Listed entries Start Marker
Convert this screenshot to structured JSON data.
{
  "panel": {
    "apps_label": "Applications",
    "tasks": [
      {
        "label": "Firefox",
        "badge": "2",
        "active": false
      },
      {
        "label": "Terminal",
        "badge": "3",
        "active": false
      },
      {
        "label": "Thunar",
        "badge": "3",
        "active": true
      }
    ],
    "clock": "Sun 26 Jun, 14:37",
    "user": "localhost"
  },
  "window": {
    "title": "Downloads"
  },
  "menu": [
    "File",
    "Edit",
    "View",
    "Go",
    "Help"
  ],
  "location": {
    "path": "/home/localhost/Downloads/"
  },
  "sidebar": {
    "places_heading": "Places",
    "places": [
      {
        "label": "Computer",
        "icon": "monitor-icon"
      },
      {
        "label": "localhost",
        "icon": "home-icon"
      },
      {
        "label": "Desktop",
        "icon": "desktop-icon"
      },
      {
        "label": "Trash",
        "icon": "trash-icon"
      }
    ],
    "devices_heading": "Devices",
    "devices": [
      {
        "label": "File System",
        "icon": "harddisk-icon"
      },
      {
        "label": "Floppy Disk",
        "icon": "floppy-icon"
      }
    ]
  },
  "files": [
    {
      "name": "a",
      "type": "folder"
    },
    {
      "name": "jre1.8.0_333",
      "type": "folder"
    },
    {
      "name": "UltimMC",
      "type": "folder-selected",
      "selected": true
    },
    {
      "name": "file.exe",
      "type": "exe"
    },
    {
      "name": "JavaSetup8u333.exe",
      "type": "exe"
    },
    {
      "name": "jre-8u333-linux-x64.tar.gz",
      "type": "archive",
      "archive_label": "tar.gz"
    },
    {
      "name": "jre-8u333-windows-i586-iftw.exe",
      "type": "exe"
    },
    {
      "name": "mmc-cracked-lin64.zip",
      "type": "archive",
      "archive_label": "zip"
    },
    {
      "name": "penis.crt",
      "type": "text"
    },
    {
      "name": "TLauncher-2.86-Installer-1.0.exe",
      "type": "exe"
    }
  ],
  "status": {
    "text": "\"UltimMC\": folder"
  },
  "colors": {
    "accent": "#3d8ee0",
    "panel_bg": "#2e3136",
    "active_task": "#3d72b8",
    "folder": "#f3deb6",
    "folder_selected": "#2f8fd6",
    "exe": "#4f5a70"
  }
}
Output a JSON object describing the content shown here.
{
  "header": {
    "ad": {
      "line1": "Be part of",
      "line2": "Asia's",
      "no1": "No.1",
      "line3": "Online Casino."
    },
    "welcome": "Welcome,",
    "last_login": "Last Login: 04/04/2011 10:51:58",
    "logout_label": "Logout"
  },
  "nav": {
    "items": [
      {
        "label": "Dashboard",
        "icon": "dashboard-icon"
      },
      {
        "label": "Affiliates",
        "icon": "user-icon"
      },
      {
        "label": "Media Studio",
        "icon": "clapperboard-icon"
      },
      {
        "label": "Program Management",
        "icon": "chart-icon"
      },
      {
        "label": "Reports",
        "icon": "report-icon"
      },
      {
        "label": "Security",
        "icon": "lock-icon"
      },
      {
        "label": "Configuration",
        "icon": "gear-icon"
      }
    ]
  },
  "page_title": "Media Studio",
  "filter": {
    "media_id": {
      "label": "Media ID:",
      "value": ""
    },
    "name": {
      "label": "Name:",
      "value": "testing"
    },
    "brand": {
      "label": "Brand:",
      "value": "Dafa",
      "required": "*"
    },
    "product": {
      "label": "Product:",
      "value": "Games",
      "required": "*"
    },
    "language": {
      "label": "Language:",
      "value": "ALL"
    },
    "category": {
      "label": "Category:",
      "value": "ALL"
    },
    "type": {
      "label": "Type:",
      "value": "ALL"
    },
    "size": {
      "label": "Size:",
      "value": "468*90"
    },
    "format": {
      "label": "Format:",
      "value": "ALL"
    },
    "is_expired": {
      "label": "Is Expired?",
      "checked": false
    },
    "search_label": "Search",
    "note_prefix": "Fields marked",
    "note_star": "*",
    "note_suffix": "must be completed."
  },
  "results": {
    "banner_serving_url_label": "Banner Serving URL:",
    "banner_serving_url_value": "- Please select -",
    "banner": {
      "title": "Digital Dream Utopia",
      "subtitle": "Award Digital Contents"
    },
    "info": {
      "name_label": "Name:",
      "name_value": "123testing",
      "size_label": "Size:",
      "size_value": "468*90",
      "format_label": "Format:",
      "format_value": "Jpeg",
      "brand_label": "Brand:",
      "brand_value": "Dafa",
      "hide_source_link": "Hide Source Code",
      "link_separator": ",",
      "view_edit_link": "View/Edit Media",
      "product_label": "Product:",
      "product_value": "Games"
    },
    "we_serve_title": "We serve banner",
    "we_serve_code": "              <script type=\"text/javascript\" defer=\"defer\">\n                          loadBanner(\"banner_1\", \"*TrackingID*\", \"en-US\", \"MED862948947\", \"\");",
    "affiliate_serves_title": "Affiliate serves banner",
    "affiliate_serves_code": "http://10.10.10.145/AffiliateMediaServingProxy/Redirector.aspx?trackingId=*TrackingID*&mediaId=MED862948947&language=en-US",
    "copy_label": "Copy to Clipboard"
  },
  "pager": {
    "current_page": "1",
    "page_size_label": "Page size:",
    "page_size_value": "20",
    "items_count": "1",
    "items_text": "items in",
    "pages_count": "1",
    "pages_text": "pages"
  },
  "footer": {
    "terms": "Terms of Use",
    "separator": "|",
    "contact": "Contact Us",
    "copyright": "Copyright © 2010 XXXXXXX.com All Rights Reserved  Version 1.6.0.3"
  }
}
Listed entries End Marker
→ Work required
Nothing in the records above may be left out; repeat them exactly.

→ Result of the exercise
Convert this screenshot to structured JSON data.
{
  "panel": {
    "apps_label": "Applications",
    "tasks": [
      {
        "label": "Firefox",
        "badge": "2",
        "active": false
      },
      {
        "label": "Terminal",
        "badge": "3",
        "active": false
      },
      {
        "label": "Thunar",
        "badge": "3",
        "active": true
      }
    ],
    "clock": "Sun 26 Jun, 14:37",
    "user": "localhost"
  },
  "window": {
    "title": "Downloads"
  },
  "menu": [
    "File",
    "Edit",
    "View",
    "Go",
    "Help"
  ],
  "location": {
    "path": "/home/localhost/Downloads/"
  },
  "sidebar": {
    "places_heading": "Places",
    "places": [
      {
        "label": "Computer",
        "icon": "monitor-icon"
      },
      {
        "label": "localhost",
        "icon": "home-icon"
      },
      {
        "label": "Desktop",
        "icon": "desktop-icon"
      },
      {
        "label": "Trash",
        "icon": "trash-icon"
      }
    ],
    "devices_heading": "Devices",
    "devices": [
      {
        "label": "File System",
        "icon": "harddisk-icon"
      },
      {
        "label": "Floppy Disk",
        "icon": "floppy-icon"
      }
    ]
  },
  "files": [
    {
      "name": "a",
      "type": "folder"
    },
    {
      "name": "jre1.8.0_333",
      "type": "folder"
    },
    {
      "name": "UltimMC",
      "type": "folder-selected",
      "selected": true
    },
    {
      "name": "file.exe",
      "type": "exe"
    },
    {
      "name": "JavaSetup8u333.exe",
      "type": "exe"
    },
    {
      "name": "jre-8u333-linux-x64.tar.gz",
      "type": "archive",
      "archive_label": "tar.gz"
    },
    {
      "name": "jre-8u333-windows-i586-iftw.exe",
      "type": "exe"
    },
    {
      "name": "mmc-cracked-lin64.zip",
      "type": "archive",
      "archive_label": "zip"
    },
    {
      "name": "penis.crt",
      "type": "text"
    },
    {
      "name": "TLauncher-2.86-Installer-1.0.exe",
      "type": "exe"
    }
  ],
  "status": {
    "text": "\"UltimMC\": folder"
  },
  "colors": {
    "accent": "#3d8ee0",
    "panel_bg": "#2e3136",
    "active_task": "#3d72b8",
    "folder": "#f3deb6",
    "folder_selected": "#2f8fd6",
    "exe": "#4f5a70"
  }
}
Output a JSON object describing the content shown here.
{
  "header": {
    "ad": {
      "line1": "Be part of",
      "line2": "Asia's",
      "no1": "No.1",
      "line3": "Online Casino."
    },
    "welcome": "Welcome,",
    "last_login": "Last Login: 04/04/2011 10:51:58",
    "logout_label": "Logout"
  },
  "nav": {
    "items": [
      {
        "label": "Dashboard",
        "icon": "dashboard-icon"
      },
      {
        "label": "Affiliates",
        "icon": "user-icon"
      },
      {
        "label": "Media Studio",
        "icon": "clapperboard-icon"
      },
      {
        "label": "Program Management",
        "icon": "chart-icon"
      },
      {
        "label": "Reports",
        "icon": "report-icon"
      },
      {
        "label": "Security",
        "icon": "lock-icon"
      },
      {
        "label": "Configuration",
        "icon": "gear-icon"
      }
    ]
  },
  "page_title": "Media Studio",
  "filter": {
    "media_id": {
      "label": "Media ID:",
      "value": ""
    },
    "name": {
      "label": "Name:",
      "value": "testing"
    },
    "brand": {
      "label": "Brand:",
      "value": "Dafa",
      "required": "*"
    },
    "product": {
      "label": "Product:",
      "value": "Games",
      "required": "*"
    },
    "language": {
      "label": "Language:",
      "value": "ALL"
    },
    "category": {
      "label": "Category:",
      "value": "ALL"
    },
    "type": {
      "label": "Type:",
      "value": "ALL"
    },
    "size": {
      "label": "Size:",
      "value": "468*90"
    },
    "format": {
      "label": "Format:",
      "value": "ALL"
    },
    "is_expired": {
      "label": "Is Expired?",
      "checked": false
    },
    "search_label": "Search",
    "note_prefix": "Fields marked",
    "note_star": "*",
    "note_suffix": "must be completed."
  },
  "results": {
    "banner_serving_url_label": "Banner Serving URL:",
    "banner_serving_url_value": "- Please select -",
    "banner": {
      "title": "Digital Dream Utopia",
      "subtitle": "Award Digital Contents"
    },
    "info": {
      "name_label": "Name:",
      "name_value": "123testing",
      "size_label": "Size:",
      "size_value": "468*90",
      "format_label": "Format:",
      "format_value": "Jpeg",
      "brand_label": "Brand:",
      "brand_value": "Dafa",
      "hide_source_link": "Hide Source Code",
      "link_separator": ",",
      "view_edit_link": "View/Edit Media",
      "product_label": "Product:",
      "product_value": "Games"
    },
    "we_serve_title": "We serve banner",
    "we_serve_code": "              <script type=\"text/javascript\" defer=\"defer\">\n                          loadBanner(\"banner_1\", \"*TrackingID*\", \"en-US\", \"MED862948947\", \"\");",
    "affiliate_serves_title": "Affiliate serves banner",
    "affiliate_serves_code": "http://10.10.10.145/AffiliateMediaServingProxy/Redirector.aspx?trackingId=*TrackingID*&mediaId=MED862948947&language=en-US",
    "copy_label": "Copy to Clipboard"
  },
  "pager": {
    "current_page": "1",
    "page_size_label": "Page size:",
    "page_size_value": "20",
    "items_count": "1",
    "items_text": "items in",
    "pages_count": "1",
    "pages_text": "pages"
  },
  "footer": {
    "terms": "Terms of Use",
    "separator": "|",
    "contact": "Contact Us",
    "copyright": "Copyright © 2010 XXXXXXX.com All Rights Reserved  Version 1.6.0.3"
  }
}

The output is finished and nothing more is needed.